It’s probably worth going slower with the level two and three modules. These start to reshape the game and represent the point at which Viticulture starts to accelerate away from the pack. The extended board divides the game properly into four season, each with their own sets of actions, meaning that the previous lop-sided nature of the early/late game is no more. There are actions to take at every stage of the year and properly selecting which to go for when becomes the key to victory.
This also introduces a new set of bonuses for the turn order. As with Fresco and the base game, you’re opting for a ‘wake-up time’ in the turn order, with the earliest person getting fewer bonuses but the chance to go first at every turn. The new board adds increased depth to the bonuses, and also incorporating the twist that, in order to get the very first possible turn you have to have taken the last space on the previous turn. It’s a very neat concept expertly implemented.
From there the game moves on to introduce further elements such as cheesemaking and The Mafia, both of which are highly imaginative but also only really for the hardcore fan, pushing things into the Fresco end of expansions. That’s not a criticism, it’s just to say that they may be a little much for some players (while essential for others).

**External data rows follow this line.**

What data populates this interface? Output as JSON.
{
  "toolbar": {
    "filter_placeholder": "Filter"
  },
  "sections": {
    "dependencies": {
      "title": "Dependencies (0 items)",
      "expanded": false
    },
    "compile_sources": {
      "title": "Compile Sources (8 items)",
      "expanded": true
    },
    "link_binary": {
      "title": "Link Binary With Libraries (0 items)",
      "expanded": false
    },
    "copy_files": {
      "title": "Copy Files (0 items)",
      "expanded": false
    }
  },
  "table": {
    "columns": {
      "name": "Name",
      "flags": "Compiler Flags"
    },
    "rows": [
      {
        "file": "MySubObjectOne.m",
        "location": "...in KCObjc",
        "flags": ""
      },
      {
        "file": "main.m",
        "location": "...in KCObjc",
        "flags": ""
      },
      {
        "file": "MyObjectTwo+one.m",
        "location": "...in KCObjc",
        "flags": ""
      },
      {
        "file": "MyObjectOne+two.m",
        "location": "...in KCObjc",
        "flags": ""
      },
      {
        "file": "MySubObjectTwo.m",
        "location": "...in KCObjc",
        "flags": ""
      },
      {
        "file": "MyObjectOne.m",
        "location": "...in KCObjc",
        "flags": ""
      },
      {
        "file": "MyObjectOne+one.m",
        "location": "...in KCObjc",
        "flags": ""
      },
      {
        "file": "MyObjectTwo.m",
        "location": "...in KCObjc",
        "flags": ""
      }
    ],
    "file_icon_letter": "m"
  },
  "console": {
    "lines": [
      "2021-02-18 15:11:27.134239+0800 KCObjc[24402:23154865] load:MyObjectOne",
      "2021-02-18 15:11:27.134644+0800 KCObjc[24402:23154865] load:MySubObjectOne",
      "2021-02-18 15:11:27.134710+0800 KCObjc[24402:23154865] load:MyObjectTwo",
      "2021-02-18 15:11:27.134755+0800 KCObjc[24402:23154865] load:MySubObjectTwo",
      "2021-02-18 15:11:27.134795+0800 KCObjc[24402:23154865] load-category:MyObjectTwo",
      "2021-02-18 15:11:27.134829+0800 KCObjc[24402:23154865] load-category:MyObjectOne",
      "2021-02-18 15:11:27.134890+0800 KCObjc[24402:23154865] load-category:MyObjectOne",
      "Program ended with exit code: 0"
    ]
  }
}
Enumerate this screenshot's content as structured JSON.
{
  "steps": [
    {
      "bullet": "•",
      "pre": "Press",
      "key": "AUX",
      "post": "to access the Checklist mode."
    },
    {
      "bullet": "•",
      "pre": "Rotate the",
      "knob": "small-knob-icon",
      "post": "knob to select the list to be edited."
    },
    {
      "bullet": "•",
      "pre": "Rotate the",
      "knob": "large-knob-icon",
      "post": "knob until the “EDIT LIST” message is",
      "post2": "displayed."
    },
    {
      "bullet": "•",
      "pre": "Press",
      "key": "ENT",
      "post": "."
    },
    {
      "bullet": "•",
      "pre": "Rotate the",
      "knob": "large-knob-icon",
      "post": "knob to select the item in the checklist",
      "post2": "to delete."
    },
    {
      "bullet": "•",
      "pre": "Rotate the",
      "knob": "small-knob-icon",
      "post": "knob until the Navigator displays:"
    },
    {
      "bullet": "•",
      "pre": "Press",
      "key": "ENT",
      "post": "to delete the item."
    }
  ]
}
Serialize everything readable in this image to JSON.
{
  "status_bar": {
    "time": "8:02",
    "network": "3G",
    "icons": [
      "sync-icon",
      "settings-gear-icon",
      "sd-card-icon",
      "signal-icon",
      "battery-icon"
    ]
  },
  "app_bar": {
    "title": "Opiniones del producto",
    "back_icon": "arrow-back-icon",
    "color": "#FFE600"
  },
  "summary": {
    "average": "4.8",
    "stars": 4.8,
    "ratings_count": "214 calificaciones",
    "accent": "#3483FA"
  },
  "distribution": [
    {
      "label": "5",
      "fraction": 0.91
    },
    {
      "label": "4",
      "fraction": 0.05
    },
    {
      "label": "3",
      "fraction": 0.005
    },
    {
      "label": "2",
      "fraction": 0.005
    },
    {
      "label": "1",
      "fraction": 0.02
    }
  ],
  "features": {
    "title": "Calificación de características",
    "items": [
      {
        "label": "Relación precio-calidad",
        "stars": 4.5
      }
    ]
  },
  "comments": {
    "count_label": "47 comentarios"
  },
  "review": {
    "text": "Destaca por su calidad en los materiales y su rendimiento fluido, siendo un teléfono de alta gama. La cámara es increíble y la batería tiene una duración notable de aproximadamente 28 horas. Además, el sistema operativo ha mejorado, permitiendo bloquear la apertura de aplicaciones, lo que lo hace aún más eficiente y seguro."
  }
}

On a recent episode of the Who Dares Podcast I nominated Viticulture (& Tuscany) as my number 1 game, and while I don’t especially agree with ranking games (or anything) in this way, I stand by that. When the expansion set is included, it offers an unrivalled level of fun, strategy and complexity. It’s a game that should be simple enough for novice players to get their heads around, but offers the depth that a hardcore player would be looking for, and has the versatility to flex between the two extremes.
The set itself is a work of art. You’re unlikely to see a game which looks as good as this elsewhere (unless it’s another Stonemaier property, of course – this really their specialty), and it will always be something you’ll want to tear off the shelf and show off to the uninitiated.
The theme is well implemented, with vines and the aging process well represented. You could make a minor issue over the limit number of actions available (why can’t I plant a vine just because 3 other people have already? – because it’s a game and these things have a competitive element) but frankly that’s stepping over the mark really.
At the end of the day, this is the worker-placement game to beat. The best bar none. Leader of the pack. On its own, number 1
Right, after all of that, I think I need a glass of wine. Where’s the bottle opener?.